Creating Meaning through Education in a Postmodern World: Spirituality Matters

Dr Charles E. Bressler.

In our postmodern world, values are indeed in flux. As educators, we have contributed to this flux and the ever-changing value system sthat we present to our children in classrooms. We believe we must teach the necessary cognitive skills essential for daily living, but in the process we have denied the spiritual side of each of our children. In trying to be tolerant of all world views, we have consciously and unconsciously failed to develop the spiritual sides of those we teach.

Scholars like Parker Palmer and many others note that the abandonment of teaching about the spiritual nature of humanity in the classroom has been one of if not the chief reason why our children are groping for values in our postmodern world.

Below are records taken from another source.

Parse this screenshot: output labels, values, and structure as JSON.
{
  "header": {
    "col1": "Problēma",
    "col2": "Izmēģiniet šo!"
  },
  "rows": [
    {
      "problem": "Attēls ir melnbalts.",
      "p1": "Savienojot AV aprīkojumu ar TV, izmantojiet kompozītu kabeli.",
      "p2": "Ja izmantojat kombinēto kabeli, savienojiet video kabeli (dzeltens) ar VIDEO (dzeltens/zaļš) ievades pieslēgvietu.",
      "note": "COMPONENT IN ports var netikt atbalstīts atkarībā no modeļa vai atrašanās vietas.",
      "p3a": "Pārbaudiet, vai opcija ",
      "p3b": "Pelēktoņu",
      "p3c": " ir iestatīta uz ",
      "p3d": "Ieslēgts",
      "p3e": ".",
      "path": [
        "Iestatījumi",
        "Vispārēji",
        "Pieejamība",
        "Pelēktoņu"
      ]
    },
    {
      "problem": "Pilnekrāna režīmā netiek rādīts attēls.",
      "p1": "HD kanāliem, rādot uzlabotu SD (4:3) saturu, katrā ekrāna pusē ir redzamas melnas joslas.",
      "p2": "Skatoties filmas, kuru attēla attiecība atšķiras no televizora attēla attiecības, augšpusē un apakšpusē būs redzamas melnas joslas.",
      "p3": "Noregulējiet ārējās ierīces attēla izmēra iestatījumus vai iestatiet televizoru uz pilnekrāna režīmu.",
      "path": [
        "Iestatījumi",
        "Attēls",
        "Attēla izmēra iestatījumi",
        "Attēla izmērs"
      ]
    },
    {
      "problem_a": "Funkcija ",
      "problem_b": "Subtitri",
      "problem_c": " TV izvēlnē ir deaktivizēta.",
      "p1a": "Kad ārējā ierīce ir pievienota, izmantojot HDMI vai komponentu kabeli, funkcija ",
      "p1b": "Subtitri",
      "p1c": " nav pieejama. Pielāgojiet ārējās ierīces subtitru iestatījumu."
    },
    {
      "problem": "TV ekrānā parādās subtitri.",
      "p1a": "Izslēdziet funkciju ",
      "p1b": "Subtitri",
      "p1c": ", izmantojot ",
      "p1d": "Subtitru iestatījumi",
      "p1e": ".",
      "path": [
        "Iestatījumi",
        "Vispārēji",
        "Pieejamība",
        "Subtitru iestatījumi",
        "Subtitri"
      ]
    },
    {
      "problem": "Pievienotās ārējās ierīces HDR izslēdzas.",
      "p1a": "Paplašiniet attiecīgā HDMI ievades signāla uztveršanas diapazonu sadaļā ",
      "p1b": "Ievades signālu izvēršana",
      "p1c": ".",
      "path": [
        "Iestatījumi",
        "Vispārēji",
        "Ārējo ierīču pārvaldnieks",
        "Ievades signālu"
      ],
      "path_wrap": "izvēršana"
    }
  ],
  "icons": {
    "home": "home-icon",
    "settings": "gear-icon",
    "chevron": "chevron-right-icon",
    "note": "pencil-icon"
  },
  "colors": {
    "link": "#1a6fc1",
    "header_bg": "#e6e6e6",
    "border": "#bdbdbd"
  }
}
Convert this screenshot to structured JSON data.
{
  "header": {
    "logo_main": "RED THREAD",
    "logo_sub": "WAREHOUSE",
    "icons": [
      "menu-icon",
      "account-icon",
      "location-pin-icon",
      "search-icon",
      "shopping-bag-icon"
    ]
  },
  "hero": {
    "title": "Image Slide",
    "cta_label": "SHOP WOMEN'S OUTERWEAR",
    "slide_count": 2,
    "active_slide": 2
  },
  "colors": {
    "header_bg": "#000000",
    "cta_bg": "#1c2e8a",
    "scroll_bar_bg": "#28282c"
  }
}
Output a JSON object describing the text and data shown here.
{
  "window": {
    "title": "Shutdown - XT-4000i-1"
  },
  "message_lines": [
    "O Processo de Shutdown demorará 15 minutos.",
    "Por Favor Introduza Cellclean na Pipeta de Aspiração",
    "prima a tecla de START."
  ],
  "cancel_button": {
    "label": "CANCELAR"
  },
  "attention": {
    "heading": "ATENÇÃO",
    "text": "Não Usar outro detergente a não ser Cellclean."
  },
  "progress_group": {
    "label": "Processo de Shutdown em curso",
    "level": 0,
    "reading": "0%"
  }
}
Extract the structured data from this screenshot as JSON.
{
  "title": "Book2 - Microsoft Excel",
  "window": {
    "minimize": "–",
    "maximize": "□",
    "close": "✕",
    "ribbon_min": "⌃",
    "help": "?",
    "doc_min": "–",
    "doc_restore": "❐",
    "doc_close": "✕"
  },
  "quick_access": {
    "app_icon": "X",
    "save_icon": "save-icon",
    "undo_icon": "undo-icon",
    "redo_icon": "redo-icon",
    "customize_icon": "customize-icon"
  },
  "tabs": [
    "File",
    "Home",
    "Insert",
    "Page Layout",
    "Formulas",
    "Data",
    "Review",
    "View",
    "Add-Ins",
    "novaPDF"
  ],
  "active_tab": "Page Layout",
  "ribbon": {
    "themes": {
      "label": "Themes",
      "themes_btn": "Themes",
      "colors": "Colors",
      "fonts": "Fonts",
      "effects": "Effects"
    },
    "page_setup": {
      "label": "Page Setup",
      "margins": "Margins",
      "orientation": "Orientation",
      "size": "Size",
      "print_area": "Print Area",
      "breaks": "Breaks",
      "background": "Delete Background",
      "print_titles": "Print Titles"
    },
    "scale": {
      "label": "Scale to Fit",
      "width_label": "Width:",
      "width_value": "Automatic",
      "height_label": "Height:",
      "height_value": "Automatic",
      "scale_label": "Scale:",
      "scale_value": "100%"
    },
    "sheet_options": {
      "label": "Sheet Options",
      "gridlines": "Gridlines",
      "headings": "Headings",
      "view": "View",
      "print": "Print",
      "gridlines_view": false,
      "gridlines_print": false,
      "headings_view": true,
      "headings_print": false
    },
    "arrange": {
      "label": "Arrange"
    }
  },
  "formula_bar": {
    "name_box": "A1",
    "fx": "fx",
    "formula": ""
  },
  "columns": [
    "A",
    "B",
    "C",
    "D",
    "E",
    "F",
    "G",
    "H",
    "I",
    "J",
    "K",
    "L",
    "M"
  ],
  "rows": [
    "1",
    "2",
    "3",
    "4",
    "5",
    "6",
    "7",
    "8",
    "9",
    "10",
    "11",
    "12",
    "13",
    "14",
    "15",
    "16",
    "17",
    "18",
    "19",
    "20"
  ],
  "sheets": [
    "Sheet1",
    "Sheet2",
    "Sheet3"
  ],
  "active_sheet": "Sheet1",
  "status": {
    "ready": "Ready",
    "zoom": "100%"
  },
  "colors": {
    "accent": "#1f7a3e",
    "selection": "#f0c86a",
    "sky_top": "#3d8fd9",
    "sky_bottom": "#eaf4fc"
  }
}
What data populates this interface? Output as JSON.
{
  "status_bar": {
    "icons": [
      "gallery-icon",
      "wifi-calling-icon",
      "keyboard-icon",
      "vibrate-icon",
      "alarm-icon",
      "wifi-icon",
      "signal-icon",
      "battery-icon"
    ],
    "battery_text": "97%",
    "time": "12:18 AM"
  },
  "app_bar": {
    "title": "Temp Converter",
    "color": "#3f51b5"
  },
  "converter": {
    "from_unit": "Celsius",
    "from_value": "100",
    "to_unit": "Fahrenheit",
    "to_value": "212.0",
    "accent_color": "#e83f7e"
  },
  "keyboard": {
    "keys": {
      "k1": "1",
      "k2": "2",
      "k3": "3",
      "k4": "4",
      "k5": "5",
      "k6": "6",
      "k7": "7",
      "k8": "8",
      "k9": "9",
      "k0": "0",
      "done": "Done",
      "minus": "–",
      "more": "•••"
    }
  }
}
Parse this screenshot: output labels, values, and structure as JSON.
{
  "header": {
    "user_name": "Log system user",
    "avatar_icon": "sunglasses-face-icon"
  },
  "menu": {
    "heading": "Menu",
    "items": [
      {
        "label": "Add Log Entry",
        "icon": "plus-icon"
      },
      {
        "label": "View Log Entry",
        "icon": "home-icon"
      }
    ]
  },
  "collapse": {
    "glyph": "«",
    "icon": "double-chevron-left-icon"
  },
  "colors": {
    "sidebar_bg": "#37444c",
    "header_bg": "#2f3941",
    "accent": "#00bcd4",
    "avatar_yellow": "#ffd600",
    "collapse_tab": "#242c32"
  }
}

I propose that we development objectives and methologies for teaching spirituality within our classrooms. One of my key assumptions is that we are not only physical but also spiritual beings. When we teach only the physical or cognitive sides of our children, we are teaching only one half of each child. No matter what our world view may be, humanity, I assert, at its core is spiritual. For the sake of our children, we as educators must discuss openly whether or not we believe in the spiritual side of our humanity. In our postmodern world, the talk of absolutes is, for the most part, abandoned. I assert such must be resurrected. Yes, we should debate what we mean by spirituality (and I will propose my own definition), but to argue that absolutes do not exist is absurd. Just the statement that there exist no absolutes is an absolute statement.

Hence, my presentation will be devoted to defining spirituality and proposing a critical methodology for introducing our students both those in public schools and at the university level to the notion that they are indeed spiritual beings.

Without the discourse of spirituality, our students will remain as they presently are: confused and critical about the term spirituality itself while denying the essential core of their very existence and meaning!


Dr Charles E. Bressler  (United States)
Professor of English
Department of English
Houghton College

Dr. Bressler received his BA degree in English from Wilkes University, Wilkes-Barre, Pa.; his MS in education from the University of Scranton, Scranton, PA; and his Ph.D. from the University of Georgia, Athens, GA. He has taught in the public schools of Aberdeen County, Maryland for three years and at the college level for 28 years. His various publications include a introductory text on literary theory entitled Literary Criticism: An Introduction to Theory and Practice (3rd. ed. Prentice Hall, 2003) and forthcoming text entitled Of Welcome and Wonder (Notre Dame University Press) tracing the influences of G. K. Chesterton and George MacDonald on the lives and writings of Charles Williams, C. S. Lewis, and J. R. R. Tolkien. Dr. Bressler is married to Dr. Darlene Bressler, Ph.D., Chair of the Education Department of Houghton College, Houghton, NY 14744

  • Spirituality in education
  • Teaching Values through sprituality
  • Children as spiritual beings
Person as Subject
  • Palmer, Parker

(30 min Conference Paper, English)